Tips to finish your practice's marketing plan

Tips to finish your practice's marketing plan

Build on the groundwork you've already laid to cross the marketing finish line with style.
Jul 01, 2007

Linda Wasche
Once you've defined your practice's position (page 16 of the May issue) and developed a written identity statement (page 20 of the June issue), you're ready to build a marketing and communication strategy. Linda Wasche, president of LW Marketworks in Bloomfield Hills, Mich., recommends you start by reviewing all the ways you're currently conveying your practice's message. With your identity statement in hand, review your:
  • practice name, logo, and taglines
  • stationery items and letterhead
  • client communication tools
  • marketing materials
  • interior and exterior signage
  • facility—artwork, reception area, lobby, and exam rooms
  • Web site
  • on-hold and after-hours phone messages.

Do these items reflect the identity you've defined? Remember, every point of contact creates an impression. "I recently entered a practice for the first time," Wasche says, "and I asked if it was a cat clinic because of the large number of feline pictures on the walls." But in reality, she says, the practice saw more dogs. This is your chance to revise messages and visual elements that don't mesh with your desired identity.

Hot topics on dvm360

Dog of Dallas Ebola patient will not be euthanized, authorities say

Health officials have quarantined and will monitor dog and amid concerns surrounding deadly virus.

Video: How to perform a belt-loop gastropexy

Prevent GDV in your at-risk patients with this simple technique.

Stretch your skills to earn more in veterinary practice

Finding new tasks could be the key to generating more income for your practice—and boosting your pay.

Veterinary community stunned by Sophia Yin's unexpected death

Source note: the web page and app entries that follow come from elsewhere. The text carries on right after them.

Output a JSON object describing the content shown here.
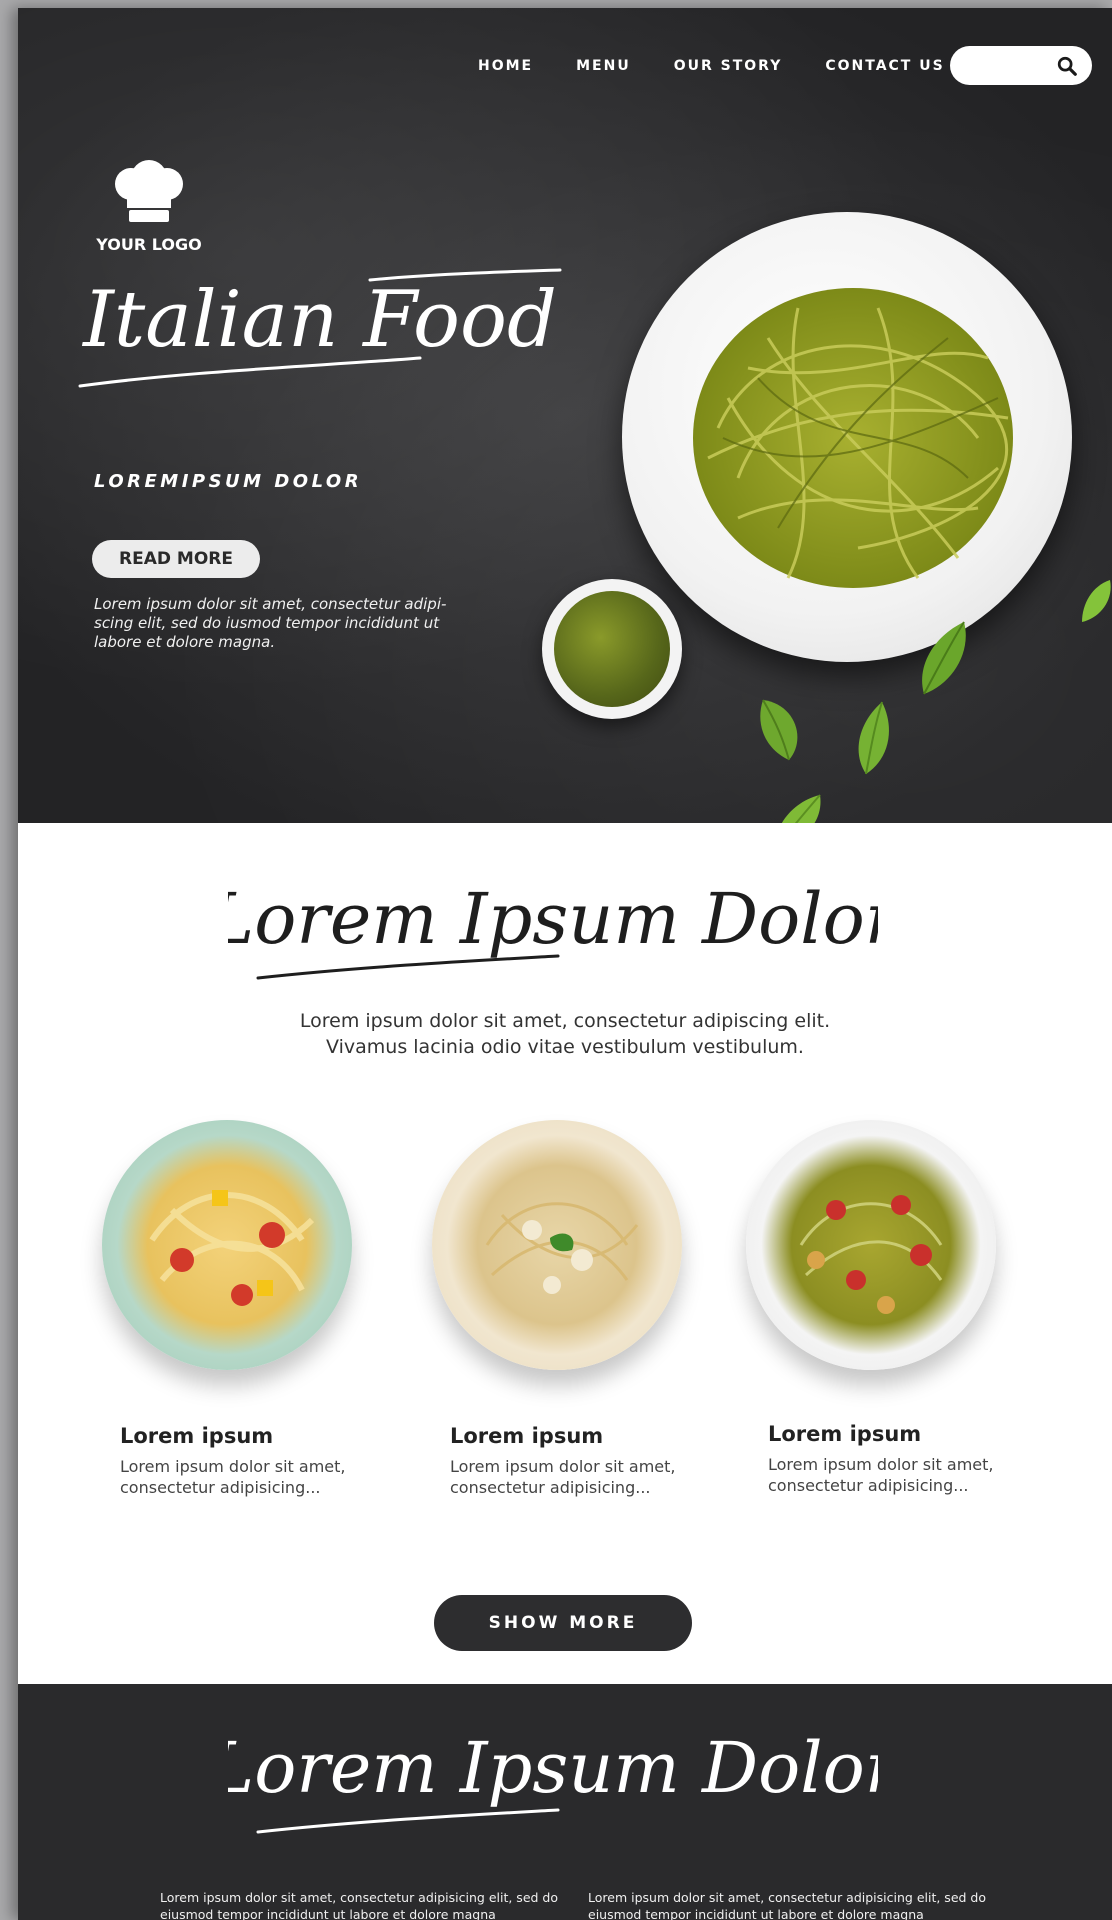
{
  "nav": {
    "items": [
      "HOME",
      "MENU",
      "OUR STORY",
      "CONTACT US"
    ],
    "search": {
      "placeholder": "",
      "icon": "search-icon"
    }
  },
  "hero": {
    "logo_text": "YOUR LOGO",
    "title": "Italian Food",
    "subtitle": "LOREMIPSUM DOLOR",
    "cta": "READ MORE",
    "description": "Lorem ipsum dolor sit amet, consectetur adipi-scing elit, sed do iusmod tempor incididunt ut labore et dolore magna."
  },
  "section": {
    "title": "Lorem Ipsum Dolor",
    "description_line1": "Lorem ipsum dolor sit amet, consectetur adipiscing elit.",
    "description_line2": "Vivamus lacinia odio vitae vestibulum vestibulum.",
    "dishes": [
      {
        "title": "Lorem ipsum",
        "text": "Lorem ipsum dolor sit amet, consectetur  adipisicing..."
      },
      {
        "title": "Lorem ipsum",
        "text": "Lorem ipsum dolor sit amet, consectetur  adipisicing..."
      },
      {
        "title": "Lorem ipsum",
        "text": "Lorem ipsum dolor sit amet, consectetur  adipisicing..."
      }
    ],
    "show_more": "SHOW MORE"
  },
  "footer": {
    "title": "Lorem Ipsum Dolor",
    "col1": "Lorem ipsum dolor sit amet, consectetur adipisicing elit, sed do eiusmod tempor incididunt ut labore et dolore magna",
    "col2": "Lorem ipsum dolor sit amet, consectetur adipisicing elit, sed do eiusmod tempor incididunt ut labore et dolore magna"
  },
  "colors": {
    "hero_bg": "#2e2e30",
    "footer_bg": "#2a2a2c",
    "button_dark": "#2d2d2f",
    "pesto_green": "#9aa62c"
  }
}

Prominent veterinary behaviorist died of suicide Sept. 28.

Study shows sustained salary slump for veterinary support staff

Since 2009, technicians paid by the hour have experienced a bump in pay, but pay for other team members has stayed stagnant, according to data from the 2014 Firstline Career Path Study. Here’s a look at changes in team pay from 2009 to 2013.